Wonderful stir-fried soy sauce chicken with basil, fine bean, bell pepper and garlic is the Kar Pao Kai. The Pla Salmon Lard Prik’s crispy grilled salmon fillet with pineapple, plum and chilli sauce is perfectly cooked, tangy, and as forgettable as the best health-food often is.
I like my flavours bold and often salty so I was much more satisfied by the almost cheesy smell of the Larb Hed. A dish of assorted mushrooms mixed with shallot, mint, and lime smells almost cheesy but on the palette has tantalising spice and tang, of which I immediately want more.

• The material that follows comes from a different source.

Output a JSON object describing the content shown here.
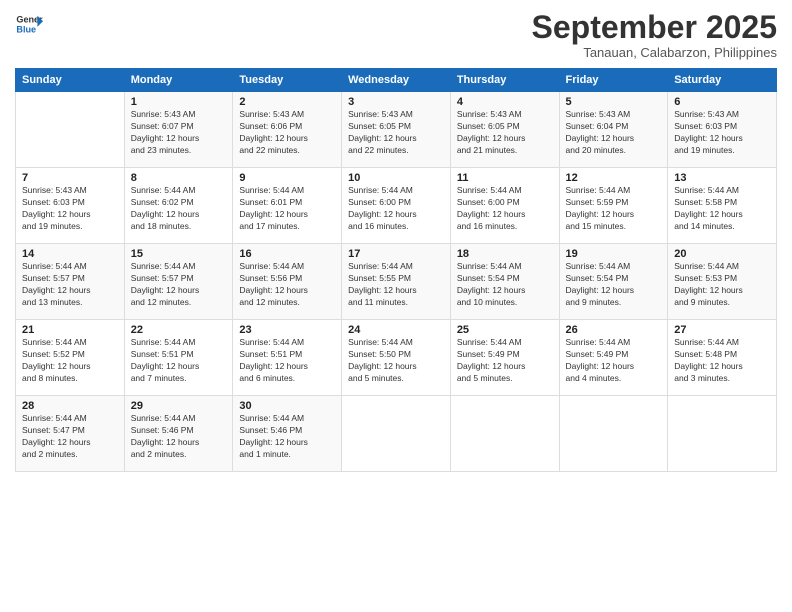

Side servings of pleasing-purple Riceberry rice, its dye-like colour pertaining to the mix of brown and jasmine grains used, and a briskly fried duck egg with a gloriously gooey yolk and homely pan-browned white. Fittingly, the duck egg takes centre stage as Yaay Yaay’s logo as Thailand’s most common cooking ingredient.
The stand out dish is the Stew Kai Palo. Rich pieces of chicken and two halves of a hard boiled egg sit in another silky, salty broth that has the most remarkable flavour. Hard to put a finger on, it dances between notes of barbecue sauce, hoisin, molasses, cinnamon and miso. Chef Gotti, who is husband & brother-in-law to the Yaay Yaay sisterhood reveals it is cooked overnight in anise, cinnamon, dark soy, and chicken stock to soak up a sweetly tangy, umami flavour and then fried before serving in the broth.
Once plates are cleared we have a moment to pass around the very youngest member of the Yaay Yaay clan, our hide-and-seek hosts’ baby sister, a beautiful dumpling-cheeked baby girl, before our own Thai dumplings are placed in front of us, delicately speckled with sesame seeds.
The Kanom Pia Yaay Yaay dessert is a mung bean pastry. This sweet, claggy pastry ball serves as a comfort sweetener which I can imagine at times to be longed for by far-from-home Thai’s, but after hungrily devouring the five previous dishes it sits heavy and doughy in my mouth, which is briskly and hospitably remedied by a Thai Tea cocktail refill.
Yaay Yaay know what they’re doing with flavours. Their food fulfils its promise of being healthy, everyday Thai food. It is your mum’s Sunday roast you would pine for, whether as an ex-pat in Chiang Mai or back-packer in Bangkok. They cook accessible, satiating flavours and I would highly recommend seeking them out while they’re in one place. They might even have imported some sticky buns by the time you get to their stall on Chalton Street Market, but I suggest you save it for a mid-afternoon snack.
Yaay Yaay Instagram (Thai restaurant London)
Chalton Street Market (restaurants near Kings Cross Station)
Euston Road/Chalton Street